--- PROMPT ---
Repeat every line below exactly, word for word.
+ + + +
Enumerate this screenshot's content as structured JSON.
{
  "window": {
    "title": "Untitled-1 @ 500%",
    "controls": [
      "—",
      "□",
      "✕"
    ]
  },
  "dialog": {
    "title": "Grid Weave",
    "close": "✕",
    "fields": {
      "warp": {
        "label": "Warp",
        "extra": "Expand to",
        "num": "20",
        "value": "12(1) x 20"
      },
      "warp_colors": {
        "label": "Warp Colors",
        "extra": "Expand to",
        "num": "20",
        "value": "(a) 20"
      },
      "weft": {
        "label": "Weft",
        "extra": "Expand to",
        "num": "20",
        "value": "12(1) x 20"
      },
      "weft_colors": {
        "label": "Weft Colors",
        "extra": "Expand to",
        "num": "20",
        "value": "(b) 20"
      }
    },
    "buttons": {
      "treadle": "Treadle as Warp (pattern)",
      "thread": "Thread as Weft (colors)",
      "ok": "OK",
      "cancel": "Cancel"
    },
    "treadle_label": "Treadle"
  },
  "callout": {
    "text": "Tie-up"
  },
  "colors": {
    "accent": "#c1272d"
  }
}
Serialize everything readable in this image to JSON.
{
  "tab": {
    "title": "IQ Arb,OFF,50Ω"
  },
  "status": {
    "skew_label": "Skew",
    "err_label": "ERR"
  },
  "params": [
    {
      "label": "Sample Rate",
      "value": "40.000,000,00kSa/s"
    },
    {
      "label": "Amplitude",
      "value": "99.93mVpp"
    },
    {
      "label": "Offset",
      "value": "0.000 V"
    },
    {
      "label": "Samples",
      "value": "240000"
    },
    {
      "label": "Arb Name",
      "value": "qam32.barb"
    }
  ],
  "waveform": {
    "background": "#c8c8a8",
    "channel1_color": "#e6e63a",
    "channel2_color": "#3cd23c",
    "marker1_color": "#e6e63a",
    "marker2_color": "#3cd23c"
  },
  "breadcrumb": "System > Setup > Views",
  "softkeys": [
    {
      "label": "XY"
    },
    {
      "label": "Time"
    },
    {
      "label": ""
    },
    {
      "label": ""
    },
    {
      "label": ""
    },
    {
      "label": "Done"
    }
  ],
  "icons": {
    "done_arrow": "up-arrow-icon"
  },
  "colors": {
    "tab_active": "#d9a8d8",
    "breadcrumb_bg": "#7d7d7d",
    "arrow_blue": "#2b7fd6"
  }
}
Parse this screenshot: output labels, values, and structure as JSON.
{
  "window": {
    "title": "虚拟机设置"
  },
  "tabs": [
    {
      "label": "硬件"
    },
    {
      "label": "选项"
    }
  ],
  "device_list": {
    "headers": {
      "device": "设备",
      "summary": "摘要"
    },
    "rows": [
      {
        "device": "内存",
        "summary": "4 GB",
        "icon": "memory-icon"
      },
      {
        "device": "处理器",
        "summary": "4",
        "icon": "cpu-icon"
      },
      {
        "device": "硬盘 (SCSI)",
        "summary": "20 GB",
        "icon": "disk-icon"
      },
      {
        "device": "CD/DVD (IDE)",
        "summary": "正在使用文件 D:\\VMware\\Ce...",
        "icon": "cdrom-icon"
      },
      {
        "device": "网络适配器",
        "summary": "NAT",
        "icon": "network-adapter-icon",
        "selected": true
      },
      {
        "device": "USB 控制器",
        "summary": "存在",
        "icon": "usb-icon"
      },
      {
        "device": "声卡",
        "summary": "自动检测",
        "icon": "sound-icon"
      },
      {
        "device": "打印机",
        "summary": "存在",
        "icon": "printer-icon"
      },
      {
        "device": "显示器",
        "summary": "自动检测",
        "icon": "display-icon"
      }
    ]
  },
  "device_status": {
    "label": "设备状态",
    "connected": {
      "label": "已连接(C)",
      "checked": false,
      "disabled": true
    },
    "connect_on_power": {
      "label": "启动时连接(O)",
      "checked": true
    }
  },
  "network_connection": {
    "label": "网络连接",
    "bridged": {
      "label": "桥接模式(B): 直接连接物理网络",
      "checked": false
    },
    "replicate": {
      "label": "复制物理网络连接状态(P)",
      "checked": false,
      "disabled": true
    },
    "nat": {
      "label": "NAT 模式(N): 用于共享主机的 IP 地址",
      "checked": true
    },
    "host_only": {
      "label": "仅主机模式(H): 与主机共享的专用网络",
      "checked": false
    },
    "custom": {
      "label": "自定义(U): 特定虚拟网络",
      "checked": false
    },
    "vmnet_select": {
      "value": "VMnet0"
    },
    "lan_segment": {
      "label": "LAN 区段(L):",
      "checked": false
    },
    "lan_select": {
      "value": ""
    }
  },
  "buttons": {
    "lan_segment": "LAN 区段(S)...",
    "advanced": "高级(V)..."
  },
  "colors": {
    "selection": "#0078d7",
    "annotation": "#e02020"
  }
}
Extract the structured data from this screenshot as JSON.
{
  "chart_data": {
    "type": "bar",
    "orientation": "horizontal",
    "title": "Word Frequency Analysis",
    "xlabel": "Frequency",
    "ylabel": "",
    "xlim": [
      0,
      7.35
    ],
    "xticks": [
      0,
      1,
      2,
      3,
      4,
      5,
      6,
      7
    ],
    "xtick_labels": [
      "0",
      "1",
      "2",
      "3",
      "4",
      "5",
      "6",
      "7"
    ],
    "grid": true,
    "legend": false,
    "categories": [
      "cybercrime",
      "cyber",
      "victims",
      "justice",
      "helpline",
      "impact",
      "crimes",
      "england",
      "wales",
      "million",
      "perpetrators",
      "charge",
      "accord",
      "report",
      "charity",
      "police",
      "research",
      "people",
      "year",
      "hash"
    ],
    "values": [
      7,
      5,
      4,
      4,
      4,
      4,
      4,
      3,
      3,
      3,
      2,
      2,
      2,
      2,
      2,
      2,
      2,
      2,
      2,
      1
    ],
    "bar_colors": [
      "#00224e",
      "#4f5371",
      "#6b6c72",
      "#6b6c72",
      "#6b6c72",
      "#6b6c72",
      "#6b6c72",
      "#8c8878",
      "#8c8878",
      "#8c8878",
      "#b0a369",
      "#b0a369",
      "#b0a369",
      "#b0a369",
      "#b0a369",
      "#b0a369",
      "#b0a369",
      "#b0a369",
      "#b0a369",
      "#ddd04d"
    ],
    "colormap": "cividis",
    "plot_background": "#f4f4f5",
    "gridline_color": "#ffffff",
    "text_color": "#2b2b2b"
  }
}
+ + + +
--- SOLUTION ---
Enumerate this screenshot's content as structured JSON.
{
  "window": {
    "title": "Untitled-1 @ 500%",
    "controls": [
      "—",
      "□",
      "✕"
    ]
  },
  "dialog": {
    "title": "Grid Weave",
    "close": "✕",
    "fields": {
      "warp": {
        "label": "Warp",
        "extra": "Expand to",
        "num": "20",
        "value": "12(1) x 20"
      },
      "warp_colors": {
        "label": "Warp Colors",
        "extra": "Expand to",
        "num": "20",
        "value": "(a) 20"
      },
      "weft": {
        "label": "Weft",
        "extra": "Expand to",
        "num": "20",
        "value": "12(1) x 20"
      },
      "weft_colors": {
        "label": "Weft Colors",
        "extra": "Expand to",
        "num": "20",
        "value": "(b) 20"
      }
    },
    "buttons": {
      "treadle": "Treadle as Warp (pattern)",
      "thread": "Thread as Weft (colors)",
      "ok": "OK",
      "cancel": "Cancel"
    },
    "treadle_label": "Treadle"
  },
  "callout": {
    "text": "Tie-up"
  },
  "colors": {
    "accent": "#c1272d"
  }
}
Serialize everything readable in this image to JSON.
{
  "tab": {
    "title": "IQ Arb,OFF,50Ω"
  },
  "status": {
    "skew_label": "Skew",
    "err_label": "ERR"
  },
  "params": [
    {
      "label": "Sample Rate",
      "value": "40.000,000,00kSa/s"
    },
    {
      "label": "Amplitude",
      "value": "99.93mVpp"
    },
    {
      "label": "Offset",
      "value": "0.000 V"
    },
    {
      "label": "Samples",
      "value": "240000"
    },
    {
      "label": "Arb Name",
      "value": "qam32.barb"
    }
  ],
  "waveform": {
    "background": "#c8c8a8",
    "channel1_color": "#e6e63a",
    "channel2_color": "#3cd23c",
    "marker1_color": "#e6e63a",
    "marker2_color": "#3cd23c"
  },
  "breadcrumb": "System > Setup > Views",
  "softkeys": [
    {
      "label": "XY"
    },
    {
      "label": "Time"
    },
    {
      "label": ""
    },
    {
      "label": ""
    },
    {
      "label": ""
    },
    {
      "label": "Done"
    }
  ],
  "icons": {
    "done_arrow": "up-arrow-icon"
  },
  "colors": {
    "tab_active": "#d9a8d8",
    "breadcrumb_bg": "#7d7d7d",
    "arrow_blue": "#2b7fd6"
  }
}
Parse this screenshot: output labels, values, and structure as JSON.
{
  "window": {
    "title": "虚拟机设置"
  },
  "tabs": [
    {
      "label": "硬件"
    },
    {
      "label": "选项"
    }
  ],
  "device_list": {
    "headers": {
      "device": "设备",
      "summary": "摘要"
    },
    "rows": [
      {
        "device": "内存",
        "summary": "4 GB",
        "icon": "memory-icon"
      },
      {
        "device": "处理器",
        "summary": "4",
        "icon": "cpu-icon"
      },
      {
        "device": "硬盘 (SCSI)",
        "summary": "20 GB",
        "icon": "disk-icon"
      },
      {
        "device": "CD/DVD (IDE)",
        "summary": "正在使用文件 D:\\VMware\\Ce...",
        "icon": "cdrom-icon"
      },
      {
        "device": "网络适配器",
        "summary": "NAT",
        "icon": "network-adapter-icon",
        "selected": true
      },
      {
        "device": "USB 控制器",
        "summary": "存在",
        "icon": "usb-icon"
      },
      {
        "device": "声卡",
        "summary": "自动检测",
        "icon": "sound-icon"
      },
      {
        "device": "打印机",
        "summary": "存在",
        "icon": "printer-icon"
      },
      {
        "device": "显示器",
        "summary": "自动检测",
        "icon": "display-icon"
      }
    ]
  },
  "device_status": {
    "label": "设备状态",
    "connected": {
      "label": "已连接(C)",
      "checked": false,
      "disabled": true
    },
    "connect_on_power": {
      "label": "启动时连接(O)",
      "checked": true
    }
  },
  "network_connection": {
    "label": "网络连接",
    "bridged": {
      "label": "桥接模式(B): 直接连接物理网络",
      "checked": false
    },
    "replicate": {
      "label": "复制物理网络连接状态(P)",
      "checked": false,
      "disabled": true
    },
    "nat": {
      "label": "NAT 模式(N): 用于共享主机的 IP 地址",
      "checked": true
    },
    "host_only": {
      "label": "仅主机模式(H): 与主机共享的专用网络",
      "checked": false
    },
    "custom": {
      "label": "自定义(U): 特定虚拟网络",
      "checked": false
    },
    "vmnet_select": {
      "value": "VMnet0"
    },
    "lan_segment": {
      "label": "LAN 区段(L):",
      "checked": false
    },
    "lan_select": {
      "value": ""
    }
  },
  "buttons": {
    "lan_segment": "LAN 区段(S)...",
    "advanced": "高级(V)..."
  },
  "colors": {
    "selection": "#0078d7",
    "annotation": "#e02020"
  }
}
Extract the structured data from this screenshot as JSON.
{
  "chart_data": {
    "type": "bar",
    "orientation": "horizontal",
    "title": "Word Frequency Analysis",
    "xlabel": "Frequency",
    "ylabel": "",
    "xlim": [
      0,
      7.35
    ],
    "xticks": [
      0,
      1,
      2,
      3,
      4,
      5,
      6,
      7
    ],
    "xtick_labels": [
      "0",
      "1",
      "2",
      "3",
      "4",
      "5",
      "6",
      "7"
    ],
    "grid": true,
    "legend": false,
    "categories": [
      "cybercrime",
      "cyber",
      "victims",
      "justice",
      "helpline",
      "impact",
      "crimes",
      "england",
      "wales",
      "million",
      "perpetrators",
      "charge",
      "accord",
      "report",
      "charity",
      "police",
      "research",
      "people",
      "year",
      "hash"
    ],
    "values": [
      7,
      5,
      4,
      4,
      4,
      4,
      4,
      3,
      3,
      3,
      2,
      2,
      2,
      2,
      2,
      2,
      2,
      2,
      2,
      1
    ],
    "bar_colors": [
      "#00224e",
      "#4f5371",
      "#6b6c72",
      "#6b6c72",
      "#6b6c72",
      "#6b6c72",
      "#6b6c72",
      "#8c8878",
      "#8c8878",
      "#8c8878",
      "#b0a369",
      "#b0a369",
      "#b0a369",
      "#b0a369",
      "#b0a369",
      "#b0a369",
      "#b0a369",
      "#b0a369",
      "#b0a369",
      "#ddd04d"
    ],
    "colormap": "cividis",
    "plot_background": "#f4f4f5",
    "gridline_color": "#ffffff",
    "text_color": "#2b2b2b"
  }
}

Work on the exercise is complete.